  • UC’s Sustainability + Climate Action Plan, published in 2019, serves as the guiding framework for how UC continues to work toward enhancing a culture of sustainability and climate action.

  • UC is a member of the Cincinnati 2030 District, a four-part collective commitment to reduce building energy use, water use and transportation emissions 50% by the year 2030, and includes a Wellbeing component being developed by UC professor Amanda Webb.

  • UC’s Environmental Literacy Certificate Program is a co-curricular, not-for-credit professional certificate through the Office of Sustainability offered free to all students to demonstrate fundamental competencies in ecological principles and systems thinking.

  • UC Food Service, directed by Katie Wahlke, received a 2019 Advancements in Waste Reduction Award for their efforts in waste reduction from Hamilton County Recycling and Solid Waste District.

  • UC annually sponsors the Midwest Regional Sustainability Summit, hosting sustainability student groups from all around the country.

  • Almost a decade of composting spent coffee grounds from campus dining and cafe locations has yielded over 16 tons of compost for campus landscape fertilizer.

  • Transportation to move quickly and efficiently from one building to another or to travel out of town are located all across campus for Bearcats on the go. Check out the options. 

  • In 2019, the League of American Bicyclists awarded the University of Cincinnati's Uptown campus as one of the country's most bicycle-friendly.


Featured image at top: Panoramic aerial view of UC's campus around McMicken Commons.
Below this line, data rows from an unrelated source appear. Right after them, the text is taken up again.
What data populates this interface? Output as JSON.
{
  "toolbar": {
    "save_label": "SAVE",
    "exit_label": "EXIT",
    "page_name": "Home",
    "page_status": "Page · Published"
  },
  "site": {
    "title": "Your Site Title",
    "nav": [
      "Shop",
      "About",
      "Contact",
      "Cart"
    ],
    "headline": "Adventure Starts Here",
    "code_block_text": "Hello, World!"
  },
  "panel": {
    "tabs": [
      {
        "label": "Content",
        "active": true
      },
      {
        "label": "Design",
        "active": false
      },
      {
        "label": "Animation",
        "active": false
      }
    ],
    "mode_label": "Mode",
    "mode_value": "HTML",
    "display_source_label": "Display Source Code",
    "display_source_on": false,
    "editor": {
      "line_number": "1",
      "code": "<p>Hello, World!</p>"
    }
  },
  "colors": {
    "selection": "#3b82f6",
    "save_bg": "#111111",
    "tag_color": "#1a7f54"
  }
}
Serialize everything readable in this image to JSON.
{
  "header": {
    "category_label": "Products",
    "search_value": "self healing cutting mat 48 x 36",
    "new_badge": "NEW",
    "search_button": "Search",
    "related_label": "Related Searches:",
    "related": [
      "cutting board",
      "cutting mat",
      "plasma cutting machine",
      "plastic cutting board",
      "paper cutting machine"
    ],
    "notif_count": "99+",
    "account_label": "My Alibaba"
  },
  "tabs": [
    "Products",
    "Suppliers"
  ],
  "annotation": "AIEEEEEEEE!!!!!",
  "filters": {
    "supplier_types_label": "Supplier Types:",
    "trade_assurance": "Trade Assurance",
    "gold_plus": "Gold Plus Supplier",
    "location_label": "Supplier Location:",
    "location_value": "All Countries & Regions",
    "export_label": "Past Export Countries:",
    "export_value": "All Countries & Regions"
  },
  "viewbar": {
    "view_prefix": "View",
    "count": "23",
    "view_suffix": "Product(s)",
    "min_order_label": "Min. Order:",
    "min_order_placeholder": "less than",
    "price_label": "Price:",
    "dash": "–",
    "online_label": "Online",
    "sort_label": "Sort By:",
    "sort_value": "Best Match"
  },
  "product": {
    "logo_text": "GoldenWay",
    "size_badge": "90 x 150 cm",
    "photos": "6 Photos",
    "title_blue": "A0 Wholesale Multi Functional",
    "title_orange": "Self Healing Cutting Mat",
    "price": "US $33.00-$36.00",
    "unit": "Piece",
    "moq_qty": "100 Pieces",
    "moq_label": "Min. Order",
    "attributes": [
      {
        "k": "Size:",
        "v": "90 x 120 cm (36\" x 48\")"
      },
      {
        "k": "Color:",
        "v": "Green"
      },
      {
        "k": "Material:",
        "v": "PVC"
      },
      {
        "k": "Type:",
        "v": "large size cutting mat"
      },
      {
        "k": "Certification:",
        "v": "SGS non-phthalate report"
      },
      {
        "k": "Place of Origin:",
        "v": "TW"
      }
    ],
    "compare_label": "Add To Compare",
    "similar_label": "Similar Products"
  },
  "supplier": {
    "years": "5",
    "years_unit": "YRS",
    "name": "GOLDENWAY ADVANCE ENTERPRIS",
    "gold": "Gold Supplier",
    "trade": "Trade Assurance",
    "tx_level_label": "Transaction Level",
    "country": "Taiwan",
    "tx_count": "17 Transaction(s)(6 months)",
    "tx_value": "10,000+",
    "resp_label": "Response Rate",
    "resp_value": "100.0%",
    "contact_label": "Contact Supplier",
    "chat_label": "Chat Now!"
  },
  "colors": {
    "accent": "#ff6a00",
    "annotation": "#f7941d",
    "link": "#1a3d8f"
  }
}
Photo/Jay Yocis/UC Creative + Brand

Impact Lives Here

The University of Cincinnati is leading public urban universities into a new era of innovation and impact. Our faculty, staff and students are saving lives, changing outcomes and bending the future in our city's direction. Next Lives Here.

Read more #UCtheGood stories, or take a UC virtual visit and begin picturing yourself at an institution that inspires incredible stories.

Related Stories


WVXU: Health benefits and risks to recreational marijuana

December 1, 2023

The University of Cincinnati's LaTrice Montgomery joined WVXU's Cincinnati Edition to discuss the potential health benefits and harms associated with expanded cannabis access after Ohio voters approved legalizing recreational marijuana in the November election.


Local 12: New research could help treat cocaine use disorder by...

December 1, 2023

New research out of the University of Cincinnati takes a different approach to cocaine addiction. Local 12 produced a story on the study, interviewing lead researcher Andrew Norman, PhD, of the Department of Pharmacology and Systems Physiology at the UC College of Medicine.


Clean Earth Rovers cofounders named to Forbes 30 Under 30 list

November 30, 2023

A pair of graduates of the University of Cincinnati’s Venture Lab program were recognized as being among the top entrepreneurs in North America as part of the 2024 Forbes 30 Under 30 list. Clean Earth Rovers cofounders Michael Arens and David Constantine were named to the 13th annual Forbes 30 Under 30 list in the energy category.

Debug Query for this